There exists a conviction in the leader’s office that an empathetic Ed Miliband, perceived to be ‘in touch’ on the economy, sympathetic to the public demand for the reform of private markets, while sensible and reasonable on the EU and immigration, will persuade the centre ground that their interests lie in voting Labour.
Miliband’s solution, however, dismisses a return to old Labour orthodoxies which voters have consistently rejected in the past, where a tax and spend model provides the basis for approaches to public investment and growth.
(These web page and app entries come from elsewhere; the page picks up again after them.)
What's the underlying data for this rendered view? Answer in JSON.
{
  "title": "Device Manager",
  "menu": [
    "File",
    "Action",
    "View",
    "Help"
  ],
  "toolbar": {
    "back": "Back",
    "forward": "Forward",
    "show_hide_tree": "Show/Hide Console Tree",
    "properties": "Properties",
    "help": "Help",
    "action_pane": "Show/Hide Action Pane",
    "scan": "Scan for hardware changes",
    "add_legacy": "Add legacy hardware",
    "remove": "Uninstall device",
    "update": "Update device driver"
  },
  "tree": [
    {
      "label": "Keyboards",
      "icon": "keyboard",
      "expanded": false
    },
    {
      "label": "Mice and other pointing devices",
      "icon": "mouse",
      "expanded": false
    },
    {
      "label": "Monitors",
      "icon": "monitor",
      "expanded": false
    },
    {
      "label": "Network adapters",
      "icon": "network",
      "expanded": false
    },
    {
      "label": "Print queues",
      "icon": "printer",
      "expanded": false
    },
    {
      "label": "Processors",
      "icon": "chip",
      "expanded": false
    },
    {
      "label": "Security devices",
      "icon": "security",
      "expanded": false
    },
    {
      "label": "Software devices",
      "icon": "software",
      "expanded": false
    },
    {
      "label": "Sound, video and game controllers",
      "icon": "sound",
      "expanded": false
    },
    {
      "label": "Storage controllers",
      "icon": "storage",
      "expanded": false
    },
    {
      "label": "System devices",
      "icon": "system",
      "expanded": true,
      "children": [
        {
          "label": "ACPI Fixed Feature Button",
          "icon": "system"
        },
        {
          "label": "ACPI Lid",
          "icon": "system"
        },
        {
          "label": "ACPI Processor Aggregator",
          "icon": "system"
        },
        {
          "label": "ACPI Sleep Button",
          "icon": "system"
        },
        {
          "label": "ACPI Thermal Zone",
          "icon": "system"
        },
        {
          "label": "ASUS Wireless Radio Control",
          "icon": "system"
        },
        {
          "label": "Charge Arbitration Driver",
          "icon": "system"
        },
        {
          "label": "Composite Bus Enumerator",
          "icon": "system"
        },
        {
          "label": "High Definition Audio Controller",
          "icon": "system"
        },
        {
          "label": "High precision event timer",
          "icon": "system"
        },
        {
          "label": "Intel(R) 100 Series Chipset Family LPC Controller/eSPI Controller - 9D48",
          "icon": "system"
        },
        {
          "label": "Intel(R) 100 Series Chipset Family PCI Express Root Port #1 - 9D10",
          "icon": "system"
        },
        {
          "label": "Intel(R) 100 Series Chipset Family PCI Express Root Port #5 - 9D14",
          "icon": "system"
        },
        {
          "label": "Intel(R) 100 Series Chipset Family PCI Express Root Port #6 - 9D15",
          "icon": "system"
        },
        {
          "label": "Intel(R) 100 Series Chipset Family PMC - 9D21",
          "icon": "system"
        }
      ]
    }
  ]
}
Insiders describe the preferred strategy as one which emphasises a ‘supply-side agenda’. The focus will be on reforming both public and private institutions, increasing competition and regulator efficacy in markets, ensuring long-termism in decision-making around infrastructure projects and providing stability for businesses.
To say that the voters will cast their ballots primarily on the issue of the economy is axiomatic – the question is whether they will do so based on their own economic circumstances or on their understanding of the country’s overall growth numbers. Miliband’s assessment is that the Government’s periodic trumpeting of increased headline growth in UK GDP is evidence of a wider disconnect between the Conservatives and the electorate, who aren’t seeing much of an economic trickle-down. He believes that falling wages, increased workplace insecurity and the rising cost of living will swing the vote in his favour.
The mooted television debates ahead of the general election are being seen by Miliband’s team as an opportunity for the Labour leader to speak directly to the electorate and address their key concerns. There exists a conviction in the leader’s office that an empathetic Ed Miliband who is perceived to be ‘in touch’ on the economy, sympathetic to the public demand for the reform of private markets, while sensible and reasonable on the EU and immigration, will persuade the electorally crucial undecideds on the centre ground that their interests, and those of the nation, lie in voting Labour.
There are numerous potential pitfalls and unknowns that Miliband and his team will have to navigate between now and 7 May. Global economic uncertainty poses domestic risks in a fiscal form that the party will have to speak to comfortably, and the rise of UKIP presents a clear threat to its hegemony in neglected heartlands. Yet the path to power is seldom an easy one, and his team knows that underestimating Ed Miliband is the one mistake his political opponents most regret making.